Well, I am starting out another year of books with a welcome bang, reading a book that one of my favorite authors, Dennis Lehane, is famous for, Gone Baby Gone. Before he turned to writing books like Mystic river and The Given Day, Lehane wrote four novels centered on private detectives, Patrick Kenzie and Angela Gennaro in the Boston. I was very excited to read this book, thinking it would be a lot of the elements I liked in his other novels heightened and made the focus of the story, and I am glad to say that it did just that, and like the other books of Lehane, I loved it dearly. Whether it is his knack for writing speech that leaves you in stitches but also cuts deep to harsh truths about the modern world, or his unpretentious ways of handling story and character, he really is one of the best writers alive today, not just of crime novels, but of novels that dissect and examine the darkest parts of our hearts, hoping and praying to come upon any kind of light.
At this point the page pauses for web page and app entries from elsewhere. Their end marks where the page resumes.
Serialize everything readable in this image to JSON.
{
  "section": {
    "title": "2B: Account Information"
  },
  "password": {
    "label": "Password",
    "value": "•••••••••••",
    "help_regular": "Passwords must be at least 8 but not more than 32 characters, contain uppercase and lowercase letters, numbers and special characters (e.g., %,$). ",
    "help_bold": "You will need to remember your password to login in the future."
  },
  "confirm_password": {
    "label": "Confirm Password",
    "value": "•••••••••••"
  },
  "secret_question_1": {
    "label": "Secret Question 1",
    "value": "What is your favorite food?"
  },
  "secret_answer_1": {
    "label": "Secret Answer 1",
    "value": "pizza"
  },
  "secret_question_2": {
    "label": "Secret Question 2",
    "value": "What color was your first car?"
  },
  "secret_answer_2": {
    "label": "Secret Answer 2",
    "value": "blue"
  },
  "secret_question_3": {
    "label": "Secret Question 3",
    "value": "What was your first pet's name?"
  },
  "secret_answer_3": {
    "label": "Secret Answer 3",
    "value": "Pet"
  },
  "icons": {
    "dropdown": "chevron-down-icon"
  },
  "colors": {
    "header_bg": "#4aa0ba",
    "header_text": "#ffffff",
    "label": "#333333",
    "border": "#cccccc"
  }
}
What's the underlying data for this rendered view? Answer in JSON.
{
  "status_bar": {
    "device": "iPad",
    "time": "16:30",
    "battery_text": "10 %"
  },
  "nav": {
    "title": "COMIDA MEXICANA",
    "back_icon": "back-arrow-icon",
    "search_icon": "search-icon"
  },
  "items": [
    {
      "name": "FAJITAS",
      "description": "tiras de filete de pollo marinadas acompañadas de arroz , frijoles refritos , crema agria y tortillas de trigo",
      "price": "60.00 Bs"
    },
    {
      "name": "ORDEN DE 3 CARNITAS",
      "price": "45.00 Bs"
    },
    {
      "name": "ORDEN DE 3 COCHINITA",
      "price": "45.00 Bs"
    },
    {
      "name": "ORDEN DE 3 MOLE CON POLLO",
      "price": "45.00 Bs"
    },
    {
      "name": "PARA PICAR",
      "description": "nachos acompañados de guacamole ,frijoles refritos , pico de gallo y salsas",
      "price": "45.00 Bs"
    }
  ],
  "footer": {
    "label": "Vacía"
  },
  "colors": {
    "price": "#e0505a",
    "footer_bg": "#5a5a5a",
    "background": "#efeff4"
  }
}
And he performs his humanistic duty without sacrificing the pulse of the narrative. Rarely is their a boring moment in any of his stories, and even in the slow moments, when the guns have stopped firing and the screaming has stopped, he still has the reader’s full attention, waiting for some truth or unspoken feeling to come from from a character on the edge of life itself. The story begins with the disappearance of four-year-old Amanda Mcready from the home of her disgustingly neglectful mother, Helene. Pressured into a job they do not want to take, on account of the possibility of a horrific outcome for Amanda, Kenzie and Gennaro approach the crime with trepidation and maybe perhaps a little too much vigor and aggression toward possible suspects. We go with them on their journey through the dark underbelly of Boston, past the robbers, killers and even the rapists, to the truly evil people that call this world home, leading to a shocking conclusion that brings into question whether the right thing is always the right thing for everyone. This is probably the darkest Lehane has ever gotten in terms of story and definitely in terms of subject matter, even more so than he did with Mystic River and Shutter Island. A scene towards the end where which eventually drives all involved in the case of Amanda to the breaking point of rage and misanthropy is easily the most disturbing thing Lehane has written and is sometimes hard to fathom, but never do we get a sense that it always has to be this way. These terrible things happen out of human weakness, but those same weaknesses play to our strengths, and can lead the lonely and the damned in life on the road to becoming better people. It really is an awesome experience to read a novel by Dennis Lehane, and this is a really good place to start.
Rating: 5/5